What the exercise asks:
The records appear below. Report how many of their lines contain the word "Display", giving the number alone.

The data:
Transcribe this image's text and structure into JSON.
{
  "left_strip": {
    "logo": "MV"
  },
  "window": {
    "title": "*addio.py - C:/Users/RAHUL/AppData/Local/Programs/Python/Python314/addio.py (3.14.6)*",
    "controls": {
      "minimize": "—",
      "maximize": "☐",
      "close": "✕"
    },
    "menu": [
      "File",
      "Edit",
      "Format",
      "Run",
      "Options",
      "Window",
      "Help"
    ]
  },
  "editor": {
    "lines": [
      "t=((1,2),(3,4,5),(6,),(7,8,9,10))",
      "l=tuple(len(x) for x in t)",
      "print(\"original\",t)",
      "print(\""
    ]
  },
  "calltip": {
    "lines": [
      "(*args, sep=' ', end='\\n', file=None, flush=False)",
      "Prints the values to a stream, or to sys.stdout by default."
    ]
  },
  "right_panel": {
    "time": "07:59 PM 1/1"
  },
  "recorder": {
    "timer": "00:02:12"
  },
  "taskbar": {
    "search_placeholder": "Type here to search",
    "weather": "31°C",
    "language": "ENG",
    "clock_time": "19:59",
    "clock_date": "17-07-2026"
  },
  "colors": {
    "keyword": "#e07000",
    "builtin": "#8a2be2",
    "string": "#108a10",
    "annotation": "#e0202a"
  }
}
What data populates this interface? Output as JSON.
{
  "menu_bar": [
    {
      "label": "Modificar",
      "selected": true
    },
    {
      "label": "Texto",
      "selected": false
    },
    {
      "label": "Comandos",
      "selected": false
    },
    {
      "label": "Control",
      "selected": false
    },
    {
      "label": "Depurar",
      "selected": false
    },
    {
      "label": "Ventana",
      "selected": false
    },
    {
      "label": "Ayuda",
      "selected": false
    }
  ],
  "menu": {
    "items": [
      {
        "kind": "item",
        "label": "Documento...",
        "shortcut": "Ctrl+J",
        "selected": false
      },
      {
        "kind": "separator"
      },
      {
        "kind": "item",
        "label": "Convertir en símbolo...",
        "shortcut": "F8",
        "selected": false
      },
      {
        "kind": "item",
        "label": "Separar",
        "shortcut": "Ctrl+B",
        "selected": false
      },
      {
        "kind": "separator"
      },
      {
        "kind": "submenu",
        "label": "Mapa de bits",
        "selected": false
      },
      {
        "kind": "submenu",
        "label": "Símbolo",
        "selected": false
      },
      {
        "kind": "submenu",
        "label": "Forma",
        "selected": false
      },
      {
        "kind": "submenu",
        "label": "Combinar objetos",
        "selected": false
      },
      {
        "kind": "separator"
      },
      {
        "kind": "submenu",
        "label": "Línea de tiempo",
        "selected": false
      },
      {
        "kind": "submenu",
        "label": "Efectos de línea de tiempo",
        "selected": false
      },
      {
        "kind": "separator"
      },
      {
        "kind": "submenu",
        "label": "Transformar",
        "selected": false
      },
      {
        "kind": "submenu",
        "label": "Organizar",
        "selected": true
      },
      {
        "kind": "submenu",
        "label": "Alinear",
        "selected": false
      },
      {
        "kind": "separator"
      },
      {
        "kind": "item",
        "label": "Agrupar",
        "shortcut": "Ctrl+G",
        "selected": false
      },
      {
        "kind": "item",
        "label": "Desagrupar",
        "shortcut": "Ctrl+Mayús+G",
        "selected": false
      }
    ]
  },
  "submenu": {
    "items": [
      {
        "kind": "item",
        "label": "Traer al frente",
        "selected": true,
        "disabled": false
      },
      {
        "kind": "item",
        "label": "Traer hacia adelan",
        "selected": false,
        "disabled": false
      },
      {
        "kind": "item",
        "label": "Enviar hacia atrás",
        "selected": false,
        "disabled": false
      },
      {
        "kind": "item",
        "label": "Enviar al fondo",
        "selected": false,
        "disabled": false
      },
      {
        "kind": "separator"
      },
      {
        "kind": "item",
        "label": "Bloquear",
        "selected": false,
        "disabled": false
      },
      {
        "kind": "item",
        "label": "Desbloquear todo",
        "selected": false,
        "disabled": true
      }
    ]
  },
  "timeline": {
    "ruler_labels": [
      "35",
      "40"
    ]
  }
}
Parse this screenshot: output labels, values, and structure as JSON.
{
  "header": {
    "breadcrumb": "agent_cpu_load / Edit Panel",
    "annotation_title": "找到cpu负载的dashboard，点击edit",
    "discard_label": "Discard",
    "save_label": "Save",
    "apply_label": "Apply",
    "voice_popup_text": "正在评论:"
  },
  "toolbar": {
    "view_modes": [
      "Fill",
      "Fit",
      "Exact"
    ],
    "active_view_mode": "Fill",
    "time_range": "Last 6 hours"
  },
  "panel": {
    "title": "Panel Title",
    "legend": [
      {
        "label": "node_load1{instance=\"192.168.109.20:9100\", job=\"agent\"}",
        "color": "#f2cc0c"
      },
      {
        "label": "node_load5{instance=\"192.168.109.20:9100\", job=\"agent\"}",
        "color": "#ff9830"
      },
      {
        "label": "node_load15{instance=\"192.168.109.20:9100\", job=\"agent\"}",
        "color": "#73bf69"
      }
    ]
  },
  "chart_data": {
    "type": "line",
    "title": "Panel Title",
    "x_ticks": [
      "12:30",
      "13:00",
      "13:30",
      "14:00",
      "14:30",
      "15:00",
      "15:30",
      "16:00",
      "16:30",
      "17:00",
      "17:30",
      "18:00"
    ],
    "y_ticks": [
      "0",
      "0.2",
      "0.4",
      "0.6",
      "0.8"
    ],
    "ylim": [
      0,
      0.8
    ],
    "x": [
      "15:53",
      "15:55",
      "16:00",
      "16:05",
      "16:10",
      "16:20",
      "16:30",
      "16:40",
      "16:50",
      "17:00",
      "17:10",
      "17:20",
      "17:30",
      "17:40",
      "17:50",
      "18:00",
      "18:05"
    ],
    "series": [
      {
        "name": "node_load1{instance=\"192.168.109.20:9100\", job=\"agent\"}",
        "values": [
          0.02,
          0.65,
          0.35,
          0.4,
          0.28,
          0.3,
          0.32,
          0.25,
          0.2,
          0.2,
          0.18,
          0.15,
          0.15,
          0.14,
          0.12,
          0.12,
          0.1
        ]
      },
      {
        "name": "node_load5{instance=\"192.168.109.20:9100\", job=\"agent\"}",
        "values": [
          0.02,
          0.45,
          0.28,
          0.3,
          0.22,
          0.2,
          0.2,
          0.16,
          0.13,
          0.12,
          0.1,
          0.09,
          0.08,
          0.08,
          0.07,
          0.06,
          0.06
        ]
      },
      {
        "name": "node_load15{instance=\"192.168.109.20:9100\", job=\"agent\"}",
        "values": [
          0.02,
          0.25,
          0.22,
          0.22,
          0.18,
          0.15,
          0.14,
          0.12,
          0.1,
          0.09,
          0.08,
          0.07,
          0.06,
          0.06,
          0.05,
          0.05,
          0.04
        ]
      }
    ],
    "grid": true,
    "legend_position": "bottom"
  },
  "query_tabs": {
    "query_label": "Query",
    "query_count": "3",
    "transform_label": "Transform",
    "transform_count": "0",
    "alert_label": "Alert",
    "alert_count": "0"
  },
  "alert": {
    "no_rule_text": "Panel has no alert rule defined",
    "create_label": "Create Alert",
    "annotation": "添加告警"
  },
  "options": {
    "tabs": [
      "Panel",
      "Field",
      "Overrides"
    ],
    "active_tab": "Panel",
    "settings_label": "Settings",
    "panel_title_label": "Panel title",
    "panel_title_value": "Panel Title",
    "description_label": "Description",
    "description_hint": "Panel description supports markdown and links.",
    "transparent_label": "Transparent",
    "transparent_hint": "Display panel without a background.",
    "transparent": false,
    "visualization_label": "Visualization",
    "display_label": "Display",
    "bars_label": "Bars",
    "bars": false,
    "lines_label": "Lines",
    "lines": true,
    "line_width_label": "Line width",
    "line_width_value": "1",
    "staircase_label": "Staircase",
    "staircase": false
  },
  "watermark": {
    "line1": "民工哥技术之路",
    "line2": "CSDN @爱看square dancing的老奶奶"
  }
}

Problem solution:
2